I had never seen Julia Garner in any show until I watched “Ozark,” and I was completely blown away by her performance. So, when I was told the same actress was playing the title character in “Inventing Anna,” a Netflix show about real-life con artist Anna Delvey, I knew I had to watch it. Before starring in “Ozark” and “Inventing Anna,” Garner played Susan in the movie “The Perks of Being a Wallflower.” She is Jewish and describes herself as being “half-Israeli,” as she has relatives from Israel whom she visits often. And, fun fact, she is married to singer Mark Foster from the band Foster the People. 

  While the two roles she plays in “Ozark” and “Inventing Anna” are very different, they have more in common than you might initially think. In “Ozark,” Garner plays the character Ruth Langmore, a role which earned her two Primetime Emmy Awards in 2019 and 2020 for Outstanding Actress in a Drama Series, along with a Golden Globe nomination in 2020. Ruth comes from poverty, but uses her tremendous intelligence to first get involved in crime, but then to start her own businesses. Her personality is impressive and intimidating, and she is good at adapting to new situations and problems.

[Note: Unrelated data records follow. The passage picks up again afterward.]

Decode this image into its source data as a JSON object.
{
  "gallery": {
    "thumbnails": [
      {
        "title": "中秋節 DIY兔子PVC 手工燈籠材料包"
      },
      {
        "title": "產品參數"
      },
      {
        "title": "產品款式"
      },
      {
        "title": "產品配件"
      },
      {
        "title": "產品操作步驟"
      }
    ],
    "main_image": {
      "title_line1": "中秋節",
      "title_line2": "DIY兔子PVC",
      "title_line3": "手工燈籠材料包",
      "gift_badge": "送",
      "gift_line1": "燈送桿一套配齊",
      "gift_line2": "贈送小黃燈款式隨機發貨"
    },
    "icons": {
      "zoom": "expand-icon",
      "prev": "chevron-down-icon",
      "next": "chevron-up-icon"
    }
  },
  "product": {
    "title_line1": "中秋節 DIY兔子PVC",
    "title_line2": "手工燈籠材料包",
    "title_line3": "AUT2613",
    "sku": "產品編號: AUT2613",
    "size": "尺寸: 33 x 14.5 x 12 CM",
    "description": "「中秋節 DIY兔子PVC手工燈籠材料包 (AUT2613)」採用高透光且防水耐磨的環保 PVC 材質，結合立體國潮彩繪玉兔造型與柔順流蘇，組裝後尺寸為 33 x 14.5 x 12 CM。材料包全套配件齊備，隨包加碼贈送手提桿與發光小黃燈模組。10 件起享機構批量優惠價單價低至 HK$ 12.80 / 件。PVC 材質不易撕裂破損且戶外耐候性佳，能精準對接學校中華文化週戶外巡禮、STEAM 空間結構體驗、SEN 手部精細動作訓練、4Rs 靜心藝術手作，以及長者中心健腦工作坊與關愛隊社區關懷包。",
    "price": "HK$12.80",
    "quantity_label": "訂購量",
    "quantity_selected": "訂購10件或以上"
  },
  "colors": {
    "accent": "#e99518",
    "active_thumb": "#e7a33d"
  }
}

As this character is fictional, Julia Garner had more creative freedom to shape the character she was playing. 

  In the new show “Inventing Anna,” Garner plays the adaptation of Anna Delvey, a smart fake heiress who dresses glamorously, but was imprisoned for stealing money and not paying off her debts. She presented herself as a different person to everyone she spoke to, and this was adapted very well into the show. This character, of course, is based on the real person Anna Sorokin, and the show was adapted from the article, “How Anna Delvey Tricked New York’s Party People” by Jessica Pressler, published by The Cut.  

  While one show is pure fiction and the other is based on real facts, Julia Garner is able to fully embody both roles. It makes me curious if it was a deliberate casting choice due to the similarities in the characters she was portraying. Both characters are intelligent, adaptable, and money-driven criminals trying to make a name for themselves in a world they have very little experience with. In addition Garner’s characters are tremendously charismatic. At some points it is hard not to root for them as they make a better life for themselves, even as the means to such a life are deplorable. 

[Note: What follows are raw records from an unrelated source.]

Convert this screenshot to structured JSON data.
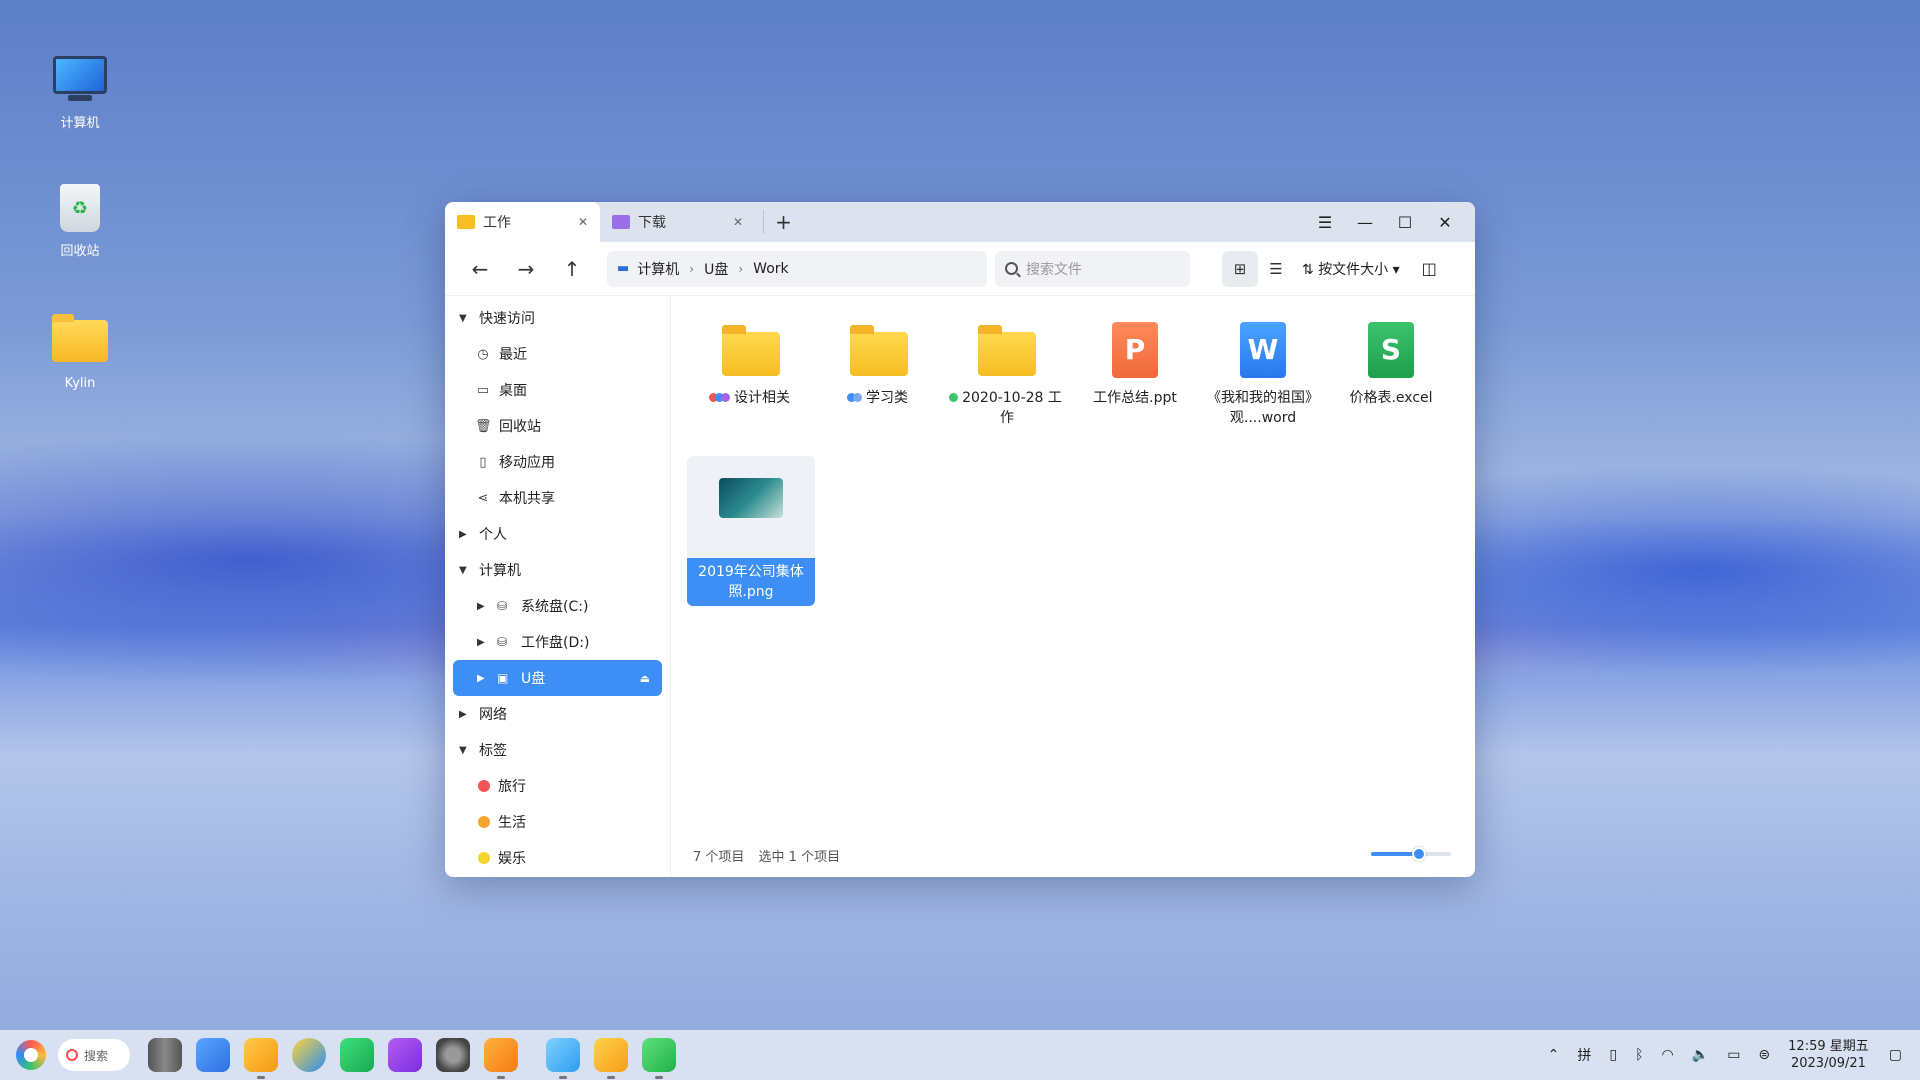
{
  "desktop": {
    "icons": [
      {
        "label": "计算机",
        "icon": "computer-icon"
      },
      {
        "label": "回收站",
        "icon": "recycle-bin-icon"
      },
      {
        "label": "Kylin",
        "icon": "home-folder-icon"
      }
    ]
  },
  "window": {
    "tabs": [
      {
        "label": "工作",
        "icon": "folder-icon",
        "active": true
      },
      {
        "label": "下载",
        "icon": "download-folder-icon",
        "active": false
      }
    ],
    "add_tab": "+",
    "breadcrumb": [
      "计算机",
      "U盘",
      "Work"
    ],
    "search_placeholder": "搜索文件",
    "sort_label": "按文件大小",
    "sidebar": {
      "quick_access": "快速访问",
      "quick_items": [
        {
          "label": "最近",
          "icon": "clock-icon"
        },
        {
          "label": "桌面",
          "icon": "desktop-icon"
        },
        {
          "label": "回收站",
          "icon": "trash-icon"
        },
        {
          "label": "移动应用",
          "icon": "mobile-icon"
        },
        {
          "label": "本机共享",
          "icon": "share-icon"
        }
      ],
      "personal": "个人",
      "computer": "计算机",
      "drives": [
        {
          "label": "系统盘(C:)",
          "icon": "drive-icon"
        },
        {
          "label": "工作盘(D:)",
          "icon": "drive-icon"
        },
        {
          "label": "U盘",
          "icon": "usb-icon",
          "selected": true
        }
      ],
      "network": "网络",
      "tags_header": "标签",
      "tags": [
        {
          "label": "旅行",
          "color": "#f05454"
        },
        {
          "label": "生活",
          "color": "#f7a531"
        },
        {
          "label": "娱乐",
          "color": "#f5d52b"
        }
      ]
    },
    "files": [
      {
        "name": "设计相关",
        "type": "folder",
        "tags": [
          "#f05454",
          "#3d8ff5",
          "#a361e8"
        ]
      },
      {
        "name": "学习类",
        "type": "folder",
        "tags": [
          "#3d8ff5",
          "#7aa8ef"
        ]
      },
      {
        "name": "2020-10-28 工作",
        "type": "folder",
        "tags": [
          "#3bc46a"
        ]
      },
      {
        "name": "工作总结.ppt",
        "type": "ppt"
      },
      {
        "name": "《我和我的祖国》观....word",
        "type": "word"
      },
      {
        "name": "价格表.excel",
        "type": "excel"
      },
      {
        "name": "2019年公司集体照.png",
        "type": "image",
        "selected": true
      }
    ],
    "status": {
      "count": "7 个项目",
      "selected": "选中 1 个项目",
      "zoom_level": 0.6
    }
  },
  "taskbar": {
    "search_label": "搜索",
    "ime": "拼",
    "time": "12:59 星期五",
    "date": "2023/09/21"
  }
}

  Scams like the one at the center of “Inventing Anna” are clearly in the public consciousness. Indeed, in the era of the popular show “Tinder Swindler” on Netflix, it seems like people are more and more fascinated by these tales of high -profile crimes where the extremely wealthy are taken advantage of. It is fascinating to see the comparisons between these female scammers like Delvey and male scammers on shows like “Tinder Swindler,” and to also examine the differences between stories of scammers in the real world and the completely fictional scammers on TV. The question that remains is: why are we so captivated by these stories of glamorized scams?